Yeah, okay maybe “rockstar” is a bit self indulgent, but it’s not every day that an addon I made becomes an official part of a hugely popular, open source app with close to 50 million downloads.
So, where did this all start?
I love hosting parties, and as a dedicated party host, I love nothing more than curating the perfect party mix. I even take a few song requests too (guests love feeling involved :P). But I really didn’t like having to run over to my stereo whenever a song, playlist or album finished.
At the time, I was using XBMC for my music player - a media centre for the original XBox. It had a web interface which could be accessed via my mobile phone, which was amazing to the 2007 me. The only issue was the UI - it was designed for larger screens like laptop or desktop computers.

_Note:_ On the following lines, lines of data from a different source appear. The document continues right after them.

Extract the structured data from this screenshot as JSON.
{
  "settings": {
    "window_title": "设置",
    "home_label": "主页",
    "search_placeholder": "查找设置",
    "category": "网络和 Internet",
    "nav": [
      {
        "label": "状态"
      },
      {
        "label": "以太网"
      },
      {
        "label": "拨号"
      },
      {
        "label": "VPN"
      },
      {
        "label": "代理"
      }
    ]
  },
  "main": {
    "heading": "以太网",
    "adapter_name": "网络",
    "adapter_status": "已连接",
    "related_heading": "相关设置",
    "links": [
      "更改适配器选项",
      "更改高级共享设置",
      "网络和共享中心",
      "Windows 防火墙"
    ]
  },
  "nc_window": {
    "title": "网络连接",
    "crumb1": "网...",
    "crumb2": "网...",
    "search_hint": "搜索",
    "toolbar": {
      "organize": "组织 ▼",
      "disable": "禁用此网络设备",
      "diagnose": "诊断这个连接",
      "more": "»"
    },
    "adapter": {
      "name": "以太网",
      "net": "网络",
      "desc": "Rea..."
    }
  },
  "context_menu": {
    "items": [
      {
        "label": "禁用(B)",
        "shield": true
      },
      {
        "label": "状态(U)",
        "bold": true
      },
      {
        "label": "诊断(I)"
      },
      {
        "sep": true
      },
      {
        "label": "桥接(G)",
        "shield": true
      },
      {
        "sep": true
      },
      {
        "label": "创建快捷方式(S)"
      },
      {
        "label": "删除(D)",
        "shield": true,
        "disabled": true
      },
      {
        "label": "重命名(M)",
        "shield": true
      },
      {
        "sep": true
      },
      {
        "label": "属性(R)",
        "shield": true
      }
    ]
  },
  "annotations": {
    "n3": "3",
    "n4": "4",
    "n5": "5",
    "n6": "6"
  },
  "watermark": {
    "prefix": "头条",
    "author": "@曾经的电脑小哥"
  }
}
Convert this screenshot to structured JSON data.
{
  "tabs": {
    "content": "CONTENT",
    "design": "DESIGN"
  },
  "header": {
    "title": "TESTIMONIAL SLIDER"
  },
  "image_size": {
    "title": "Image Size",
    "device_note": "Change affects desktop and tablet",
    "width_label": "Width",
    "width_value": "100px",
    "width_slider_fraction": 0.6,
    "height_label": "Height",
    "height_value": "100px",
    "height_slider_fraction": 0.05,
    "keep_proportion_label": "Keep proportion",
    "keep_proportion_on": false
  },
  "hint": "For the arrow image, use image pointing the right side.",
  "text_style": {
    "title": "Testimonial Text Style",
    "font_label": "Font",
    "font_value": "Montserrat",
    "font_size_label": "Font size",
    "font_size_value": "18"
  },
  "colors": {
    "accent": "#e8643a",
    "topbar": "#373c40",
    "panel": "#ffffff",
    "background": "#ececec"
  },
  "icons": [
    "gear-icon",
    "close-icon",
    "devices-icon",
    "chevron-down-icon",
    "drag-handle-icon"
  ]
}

With XBMC being open source, I started playing around with solutions to this UI problem. I hacked away at the code until it finally worked on my phone, thus kicking off my beloved relationship with the Kodi web interface.
Hold up, what’s Kodi?
Kodi, previously known as XBMC, in short, is an award-winning free and open source media player and entertainment hub for digital media. Put simply, Kodi turns your TV into the ultimate media player with an interface specifically designed to function on a big screen, as well as control optimised for a remote control.
Think iTunes designed to work on your TV and controlled with your TV remote.
Open source is in my blood
As the Head of Production for Doghouse in Melbourne, I do this kinda thing day-in day-out. Then I head home and get stuck into it some more. I know I’m not the only one in the office who’s like this either. A surfer might say “only a surfer knows the feeling”, but when you work with open source software, only a developer knows the feeling...
As time (and various versions of my “phone remote control”) went by, XBMC released a new version with an official API via JSON-RPC. This provided a rather clean and documented method of interacting with XMBC. More specifically, what’s playing on your home entertainment system.
It’s around this time that I started creating the first web interface I felt worthy of actually sharing with the world - which I (somewhat unimaginatively) named XMBCWUI! It worked really well, and since I’d just been introduced to Google Music, I had a good source for inspiration for a web based player UI.
It served us well at Doghouse, as we used it as the office jukebox.
But I still wasn’t happy, among other things, XBMCWUI only supported music. So I went back to the drawing board once again, this time with a grand plan of making the best XBMC Web Interface around, with support for movies, tv, radio and all the other goodies XBMC provided.
And thus Chorus was born. I was so happy with Chorus that I submitted it to XBMC’s addon repository and for the last few years, has been enjoying roughly 30 installs per day.
An evolution Darwin would be proud of
What started out as a rough & ready app to save me some walking had now evolved into a behemoth web application with a huge user base.
But my quest for the perfect web interface was still not over, I wanted more features, cleaner code and to take advantage of more modern tools available. Which brings us to today.
Chorus2, a successor to Chorus.
A complete rebuild using CoffeeScript, Backbone, Marionette and much, much more. The latest version has also brung possibly the most exciting part of my web UI saga, Chorus2 is now the official and default web interface for Kodi.
So out of the box, with no additional downloads, Kodi will have my addon as their default web interface. That’s huge.
To put it in perspective, worldwide, Kodi has been downloaded almost 50 million times on Android alone and that’s not even taking into account all the other platforms it’s available on. So all those people will now have some of my code running on their phone, TV or computer. Can you tell I’m pleased as punch?
This is a big deal for me because I feel a bit like a proud parent seeing their kid graduate. It’s also a big deal for Doghouse because it’s further testament to our grassroots contributor spirit in the open source game.
You can read more about the features, how to install and view some screenshots over on the official Kodi blog.